The answer must be every line of the records in which the string "title" appears.

▸ **INPUT RECORDS**
________________
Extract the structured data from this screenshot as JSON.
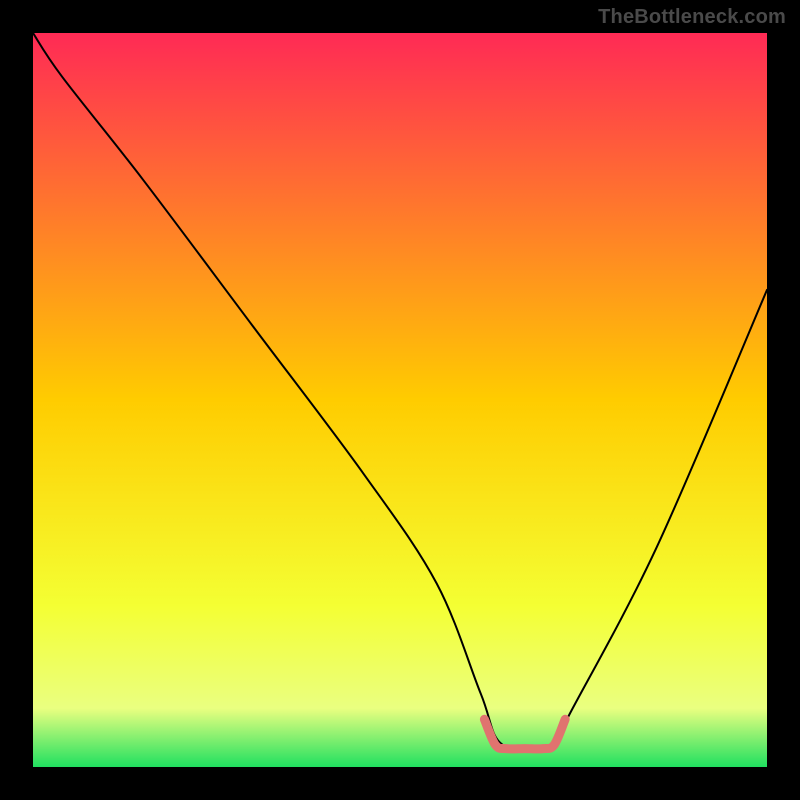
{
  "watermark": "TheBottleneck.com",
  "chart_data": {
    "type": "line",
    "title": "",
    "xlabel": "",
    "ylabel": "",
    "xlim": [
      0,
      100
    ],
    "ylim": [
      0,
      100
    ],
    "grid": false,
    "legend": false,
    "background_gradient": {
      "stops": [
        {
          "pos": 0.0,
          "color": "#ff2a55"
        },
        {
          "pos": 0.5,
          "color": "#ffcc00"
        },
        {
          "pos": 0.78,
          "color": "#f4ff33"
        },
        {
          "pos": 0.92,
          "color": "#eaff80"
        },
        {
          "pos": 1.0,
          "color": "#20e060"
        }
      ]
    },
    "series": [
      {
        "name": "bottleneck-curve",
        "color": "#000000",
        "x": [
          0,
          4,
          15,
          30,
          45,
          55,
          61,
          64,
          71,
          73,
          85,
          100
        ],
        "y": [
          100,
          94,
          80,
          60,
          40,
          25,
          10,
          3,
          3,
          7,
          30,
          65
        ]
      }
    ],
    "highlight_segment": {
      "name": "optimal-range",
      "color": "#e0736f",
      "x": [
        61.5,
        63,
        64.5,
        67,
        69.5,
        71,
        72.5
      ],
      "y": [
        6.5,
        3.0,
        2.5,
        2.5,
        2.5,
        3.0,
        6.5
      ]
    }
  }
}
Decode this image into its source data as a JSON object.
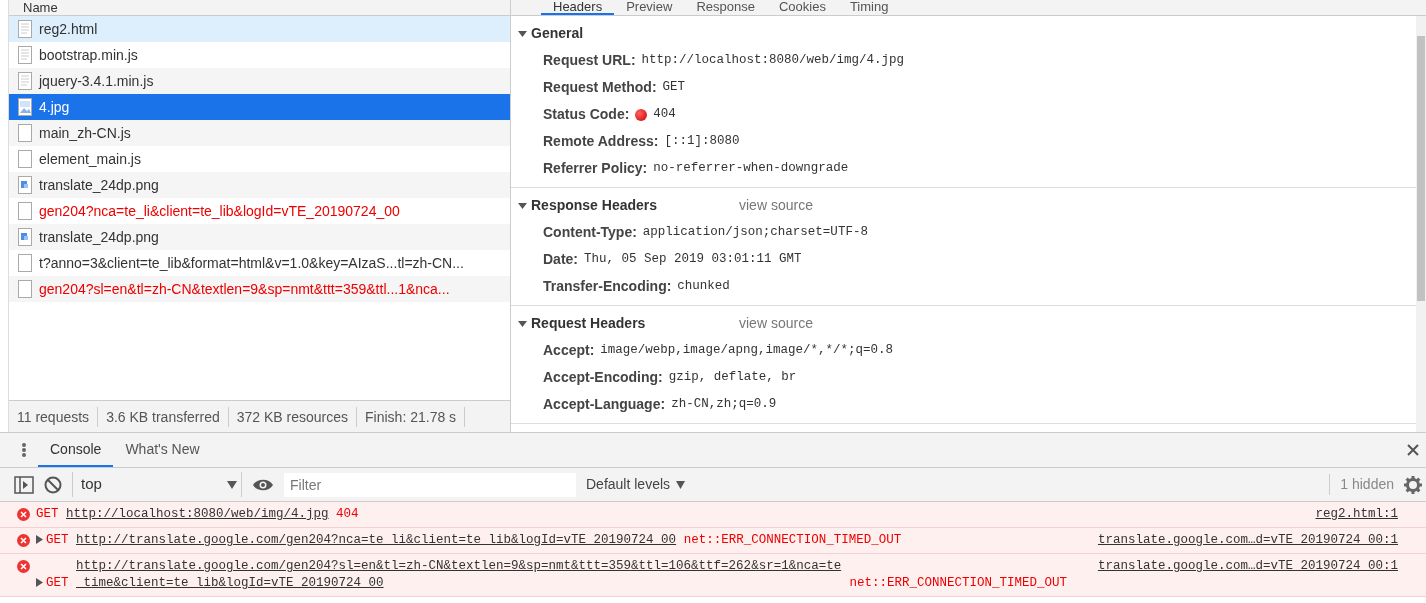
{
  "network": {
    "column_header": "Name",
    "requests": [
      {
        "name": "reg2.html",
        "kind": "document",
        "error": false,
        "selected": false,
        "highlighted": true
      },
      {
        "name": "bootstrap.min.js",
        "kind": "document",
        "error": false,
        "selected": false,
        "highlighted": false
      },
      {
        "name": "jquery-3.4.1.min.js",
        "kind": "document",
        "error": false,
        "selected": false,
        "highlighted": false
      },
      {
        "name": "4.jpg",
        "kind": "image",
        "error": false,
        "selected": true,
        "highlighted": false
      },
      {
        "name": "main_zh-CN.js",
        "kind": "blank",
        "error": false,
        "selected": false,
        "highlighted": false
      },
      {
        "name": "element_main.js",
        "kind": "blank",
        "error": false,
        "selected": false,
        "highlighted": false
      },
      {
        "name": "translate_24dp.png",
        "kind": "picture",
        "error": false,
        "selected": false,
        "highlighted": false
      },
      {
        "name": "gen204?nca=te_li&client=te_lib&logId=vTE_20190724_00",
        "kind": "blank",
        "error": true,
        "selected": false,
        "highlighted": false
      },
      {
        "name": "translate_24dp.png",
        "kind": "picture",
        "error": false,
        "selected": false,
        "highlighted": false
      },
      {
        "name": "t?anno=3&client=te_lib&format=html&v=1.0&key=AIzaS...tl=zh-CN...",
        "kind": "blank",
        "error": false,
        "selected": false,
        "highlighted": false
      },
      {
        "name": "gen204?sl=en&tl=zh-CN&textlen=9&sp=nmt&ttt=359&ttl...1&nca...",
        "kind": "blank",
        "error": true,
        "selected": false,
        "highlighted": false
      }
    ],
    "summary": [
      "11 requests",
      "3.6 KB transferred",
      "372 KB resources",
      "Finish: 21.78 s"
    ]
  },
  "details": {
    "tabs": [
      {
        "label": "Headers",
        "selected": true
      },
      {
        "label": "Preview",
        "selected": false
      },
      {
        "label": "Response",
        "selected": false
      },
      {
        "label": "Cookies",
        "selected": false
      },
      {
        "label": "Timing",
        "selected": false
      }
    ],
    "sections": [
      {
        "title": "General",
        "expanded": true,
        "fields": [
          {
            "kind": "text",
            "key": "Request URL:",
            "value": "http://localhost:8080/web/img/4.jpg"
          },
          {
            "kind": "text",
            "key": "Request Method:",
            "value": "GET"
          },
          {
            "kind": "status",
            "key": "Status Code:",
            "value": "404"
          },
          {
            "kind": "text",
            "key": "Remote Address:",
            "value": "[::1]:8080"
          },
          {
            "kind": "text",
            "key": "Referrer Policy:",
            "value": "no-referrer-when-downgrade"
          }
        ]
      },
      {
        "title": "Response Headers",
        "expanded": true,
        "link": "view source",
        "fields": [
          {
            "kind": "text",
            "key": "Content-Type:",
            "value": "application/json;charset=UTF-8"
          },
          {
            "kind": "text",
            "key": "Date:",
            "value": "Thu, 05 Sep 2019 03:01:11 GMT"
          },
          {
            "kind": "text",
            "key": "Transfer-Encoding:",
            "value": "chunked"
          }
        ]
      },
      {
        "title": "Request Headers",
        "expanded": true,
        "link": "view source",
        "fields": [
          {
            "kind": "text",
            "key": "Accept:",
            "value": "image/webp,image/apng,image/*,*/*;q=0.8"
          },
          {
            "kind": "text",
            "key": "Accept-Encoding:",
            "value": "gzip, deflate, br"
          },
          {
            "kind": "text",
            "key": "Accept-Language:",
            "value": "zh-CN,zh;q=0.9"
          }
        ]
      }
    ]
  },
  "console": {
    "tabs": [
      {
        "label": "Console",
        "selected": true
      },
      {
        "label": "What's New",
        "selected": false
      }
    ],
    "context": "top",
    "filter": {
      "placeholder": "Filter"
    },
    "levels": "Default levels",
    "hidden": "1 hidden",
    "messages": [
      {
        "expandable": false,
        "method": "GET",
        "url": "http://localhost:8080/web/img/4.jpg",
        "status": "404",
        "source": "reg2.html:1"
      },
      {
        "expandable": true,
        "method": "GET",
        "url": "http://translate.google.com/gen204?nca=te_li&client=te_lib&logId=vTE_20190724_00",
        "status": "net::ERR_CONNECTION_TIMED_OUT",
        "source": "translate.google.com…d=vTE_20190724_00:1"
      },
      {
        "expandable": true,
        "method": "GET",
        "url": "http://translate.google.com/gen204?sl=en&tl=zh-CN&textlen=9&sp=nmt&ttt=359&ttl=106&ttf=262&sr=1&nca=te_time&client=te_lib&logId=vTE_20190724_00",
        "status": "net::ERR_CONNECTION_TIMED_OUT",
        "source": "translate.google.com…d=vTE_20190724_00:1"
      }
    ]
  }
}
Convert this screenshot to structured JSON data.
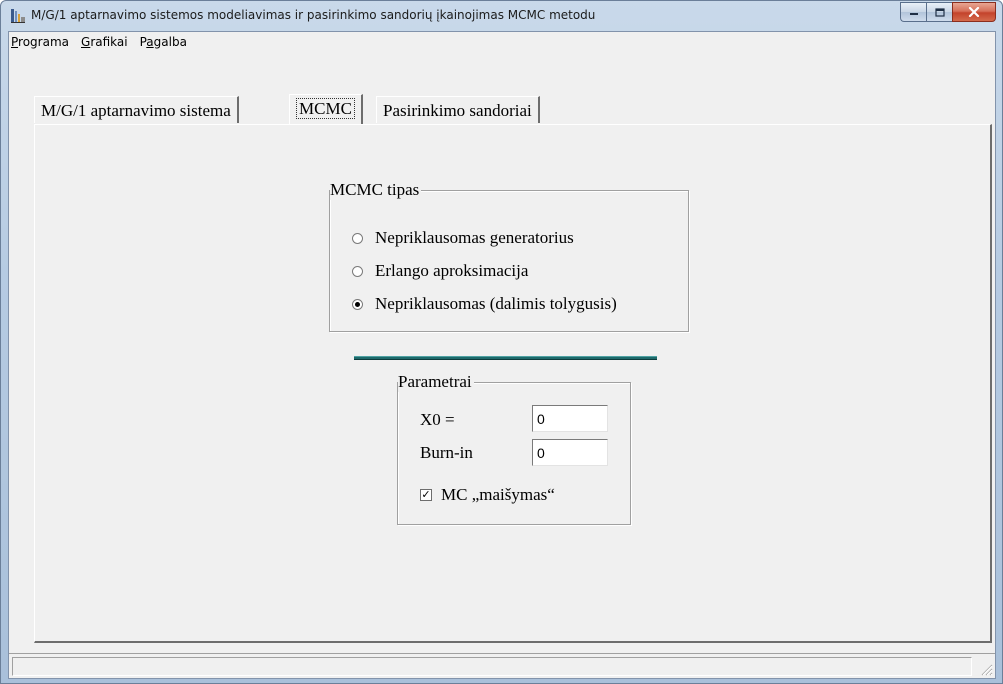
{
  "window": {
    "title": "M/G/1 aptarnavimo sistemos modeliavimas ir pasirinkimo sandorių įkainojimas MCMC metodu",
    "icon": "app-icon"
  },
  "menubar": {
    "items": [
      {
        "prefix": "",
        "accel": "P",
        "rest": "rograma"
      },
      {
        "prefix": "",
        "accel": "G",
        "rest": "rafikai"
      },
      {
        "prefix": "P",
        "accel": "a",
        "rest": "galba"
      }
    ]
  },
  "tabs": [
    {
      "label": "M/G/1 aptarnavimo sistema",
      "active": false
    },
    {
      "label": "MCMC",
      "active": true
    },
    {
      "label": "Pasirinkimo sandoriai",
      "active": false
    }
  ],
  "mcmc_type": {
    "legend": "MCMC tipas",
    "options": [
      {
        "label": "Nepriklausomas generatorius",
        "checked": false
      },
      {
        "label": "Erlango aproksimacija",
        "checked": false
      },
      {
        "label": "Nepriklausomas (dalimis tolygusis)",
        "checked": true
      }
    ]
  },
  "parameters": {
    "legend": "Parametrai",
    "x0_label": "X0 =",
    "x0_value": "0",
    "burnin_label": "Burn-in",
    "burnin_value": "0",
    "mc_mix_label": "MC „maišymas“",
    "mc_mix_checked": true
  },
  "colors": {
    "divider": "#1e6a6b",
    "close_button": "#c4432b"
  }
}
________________
▸ **ANSWER FOR THE TASK**
    "title": "",
        "title": "General",
        "title": "Response Headers",
        "title": "Request Headers",
    "title": "M/G/1 aptarnavimo sistemos modeliavimas ir pasirinkimo sandorių įkainojimas MCMC metodu",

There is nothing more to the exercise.